There are two good stories in the Primary Sources section of this month’s Atlantic (subscription required). The first is a summary of a recent Pew survey that indicates

most knowledgeable Americans were those who got their news from the Web sites of major papers and those who watched programs like The Colbert Report or The Daily Show; they correctly answered 54 percent of the questions about current affairs, while regular viewers of local TV news and network morning shows got only about 35 percent right….

And while it’s hard to know which sources provide the best information, the report notes that well-informed people gather their news from an average of 7.0 sources—more than the average of 4.6.

The second is about being knowledgeable about the “enemy”. To understand any adversary you need to get inside their head. This is true for sports, business, and war (which are all related concepts sharing a common vocabulary of course). In a story about detecting lying, a behavior frequently accompanying by tells, those who worked with the subject culture, in this case kids, scored higher than those who did not.

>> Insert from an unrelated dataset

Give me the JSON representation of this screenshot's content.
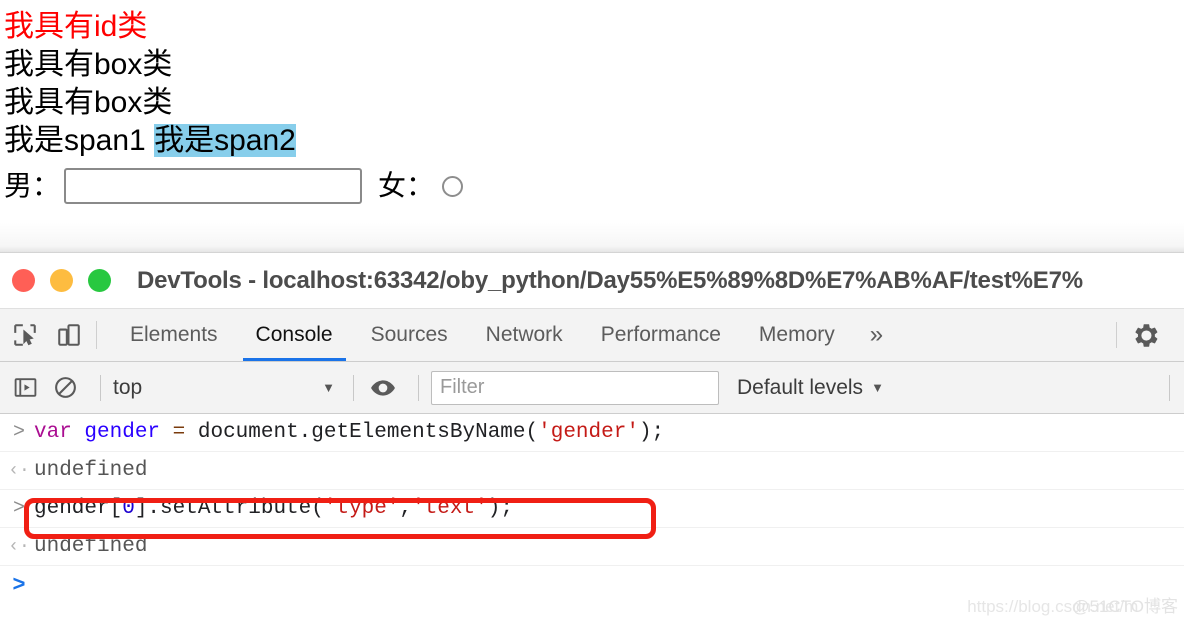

The researchers selected a group of preschoolers and left each of them seated alone in a room, asking them not to peek at a toy that was behind them, out of their view. The researchers videotaped their actions, then asked each child, “Did you peek?” The responses were shown to 64 adults selected from summer courses at Rutgers University, who were asked to determine whether each child was telling the truth. The adults’ scores varied widely—they were right 12 percent to 84 percent of the time—but their average score was just 41 percent; chance alone would have given them 50 percent. (Most adults, including parents, erred on the side of suspicion, believing some children were lying when they were being honest.) But one group of adults—those who work with children professionally, including teachers and child psychologists—routinely outperformed the rest of the sample. More than a third of the professionals detected the liars at least 60 percent of the time; only one nonprofessional was able to match that rate.